[WHAT YOU HAVE TO DO] If a line in the data below includes the string "title", please return a copy of it.

[MATERIAL FOR THIS TASK]
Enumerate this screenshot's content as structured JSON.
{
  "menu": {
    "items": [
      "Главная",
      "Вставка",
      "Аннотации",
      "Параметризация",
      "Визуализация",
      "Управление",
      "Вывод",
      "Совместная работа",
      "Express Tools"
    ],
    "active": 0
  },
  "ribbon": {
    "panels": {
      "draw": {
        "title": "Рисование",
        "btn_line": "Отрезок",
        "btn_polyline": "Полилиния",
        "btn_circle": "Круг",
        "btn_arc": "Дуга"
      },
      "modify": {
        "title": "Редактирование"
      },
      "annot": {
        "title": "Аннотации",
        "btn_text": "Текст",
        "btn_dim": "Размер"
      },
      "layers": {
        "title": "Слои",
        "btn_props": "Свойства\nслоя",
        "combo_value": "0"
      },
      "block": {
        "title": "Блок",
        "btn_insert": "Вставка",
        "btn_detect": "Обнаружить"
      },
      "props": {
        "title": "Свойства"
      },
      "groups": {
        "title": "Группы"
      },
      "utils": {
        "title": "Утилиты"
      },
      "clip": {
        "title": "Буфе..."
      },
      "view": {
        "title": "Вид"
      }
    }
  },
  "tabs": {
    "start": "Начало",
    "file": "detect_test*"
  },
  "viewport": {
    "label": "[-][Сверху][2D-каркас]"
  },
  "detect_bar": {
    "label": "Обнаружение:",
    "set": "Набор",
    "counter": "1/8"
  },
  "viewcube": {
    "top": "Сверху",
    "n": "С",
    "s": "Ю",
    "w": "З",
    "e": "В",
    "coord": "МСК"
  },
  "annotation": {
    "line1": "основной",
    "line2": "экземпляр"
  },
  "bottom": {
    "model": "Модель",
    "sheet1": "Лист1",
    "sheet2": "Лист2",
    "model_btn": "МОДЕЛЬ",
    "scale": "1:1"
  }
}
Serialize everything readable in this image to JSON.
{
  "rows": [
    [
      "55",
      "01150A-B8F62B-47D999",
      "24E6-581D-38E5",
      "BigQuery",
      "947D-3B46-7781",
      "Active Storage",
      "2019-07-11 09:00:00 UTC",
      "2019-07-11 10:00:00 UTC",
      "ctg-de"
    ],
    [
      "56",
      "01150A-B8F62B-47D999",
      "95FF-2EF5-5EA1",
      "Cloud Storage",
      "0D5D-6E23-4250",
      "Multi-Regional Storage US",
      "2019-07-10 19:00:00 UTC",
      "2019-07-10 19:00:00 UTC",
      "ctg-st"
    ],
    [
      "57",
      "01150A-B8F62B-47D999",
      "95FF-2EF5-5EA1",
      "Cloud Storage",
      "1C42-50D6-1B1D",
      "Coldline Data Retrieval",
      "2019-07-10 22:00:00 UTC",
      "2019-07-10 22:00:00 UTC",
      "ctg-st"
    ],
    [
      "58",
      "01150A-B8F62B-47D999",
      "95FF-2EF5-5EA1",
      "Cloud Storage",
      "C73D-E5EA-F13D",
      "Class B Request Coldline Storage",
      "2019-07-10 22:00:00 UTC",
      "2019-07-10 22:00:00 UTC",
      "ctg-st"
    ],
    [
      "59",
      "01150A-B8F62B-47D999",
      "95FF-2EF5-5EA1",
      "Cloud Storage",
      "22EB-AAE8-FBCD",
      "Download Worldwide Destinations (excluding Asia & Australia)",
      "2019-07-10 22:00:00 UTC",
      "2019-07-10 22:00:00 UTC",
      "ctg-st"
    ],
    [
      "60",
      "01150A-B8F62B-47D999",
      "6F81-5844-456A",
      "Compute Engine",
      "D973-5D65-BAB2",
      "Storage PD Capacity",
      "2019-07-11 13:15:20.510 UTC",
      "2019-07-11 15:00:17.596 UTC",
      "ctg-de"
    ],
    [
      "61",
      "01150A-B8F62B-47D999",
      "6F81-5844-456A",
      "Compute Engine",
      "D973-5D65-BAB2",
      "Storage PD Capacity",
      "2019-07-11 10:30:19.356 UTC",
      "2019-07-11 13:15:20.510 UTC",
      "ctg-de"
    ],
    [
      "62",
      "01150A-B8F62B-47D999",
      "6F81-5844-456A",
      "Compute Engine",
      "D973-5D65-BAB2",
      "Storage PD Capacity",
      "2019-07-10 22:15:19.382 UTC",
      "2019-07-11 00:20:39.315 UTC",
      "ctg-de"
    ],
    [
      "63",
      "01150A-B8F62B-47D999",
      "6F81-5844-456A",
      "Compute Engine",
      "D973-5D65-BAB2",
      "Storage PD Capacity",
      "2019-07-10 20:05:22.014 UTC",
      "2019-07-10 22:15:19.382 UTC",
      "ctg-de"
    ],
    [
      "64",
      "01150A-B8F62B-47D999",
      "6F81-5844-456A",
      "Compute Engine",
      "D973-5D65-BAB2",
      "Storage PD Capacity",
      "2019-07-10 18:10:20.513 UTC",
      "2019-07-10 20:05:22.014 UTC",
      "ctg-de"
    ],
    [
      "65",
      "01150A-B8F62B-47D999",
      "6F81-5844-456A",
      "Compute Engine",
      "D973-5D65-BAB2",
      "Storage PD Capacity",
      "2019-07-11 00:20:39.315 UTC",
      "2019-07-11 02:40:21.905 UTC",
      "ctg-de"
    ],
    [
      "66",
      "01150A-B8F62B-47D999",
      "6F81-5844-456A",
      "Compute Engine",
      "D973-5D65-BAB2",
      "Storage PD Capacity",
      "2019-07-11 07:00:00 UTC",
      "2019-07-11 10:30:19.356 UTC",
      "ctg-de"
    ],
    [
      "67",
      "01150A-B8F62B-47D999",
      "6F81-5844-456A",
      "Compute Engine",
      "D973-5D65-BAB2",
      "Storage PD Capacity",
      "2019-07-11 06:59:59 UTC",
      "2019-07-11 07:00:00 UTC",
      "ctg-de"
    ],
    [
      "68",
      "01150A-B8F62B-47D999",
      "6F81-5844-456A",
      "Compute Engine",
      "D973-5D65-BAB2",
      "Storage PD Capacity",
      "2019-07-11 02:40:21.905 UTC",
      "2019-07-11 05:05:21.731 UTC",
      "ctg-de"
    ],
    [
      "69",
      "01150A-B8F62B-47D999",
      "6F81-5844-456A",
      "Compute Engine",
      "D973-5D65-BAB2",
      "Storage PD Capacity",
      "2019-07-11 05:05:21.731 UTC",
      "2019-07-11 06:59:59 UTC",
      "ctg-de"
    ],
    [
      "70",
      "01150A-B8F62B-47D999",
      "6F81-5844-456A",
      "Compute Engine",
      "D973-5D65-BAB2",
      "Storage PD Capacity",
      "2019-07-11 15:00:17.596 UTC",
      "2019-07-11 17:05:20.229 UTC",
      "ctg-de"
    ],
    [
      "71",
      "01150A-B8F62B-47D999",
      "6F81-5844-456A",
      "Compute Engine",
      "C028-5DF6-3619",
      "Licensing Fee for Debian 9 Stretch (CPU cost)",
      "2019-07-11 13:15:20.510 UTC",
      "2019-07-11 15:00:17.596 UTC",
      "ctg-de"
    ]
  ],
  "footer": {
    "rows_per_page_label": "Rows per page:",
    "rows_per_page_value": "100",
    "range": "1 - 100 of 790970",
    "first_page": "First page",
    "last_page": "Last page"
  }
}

[THE COMPLETED TASK]
        "title": "Рисование",
        "title": "Редактирование"
        "title": "Аннотации",
        "title": "Слои",
        "title": "Блок",
        "title": "Свойства"
        "title": "Группы"
        "title": "Утилиты"
        "title": "Буфе..."
        "title": "Вид"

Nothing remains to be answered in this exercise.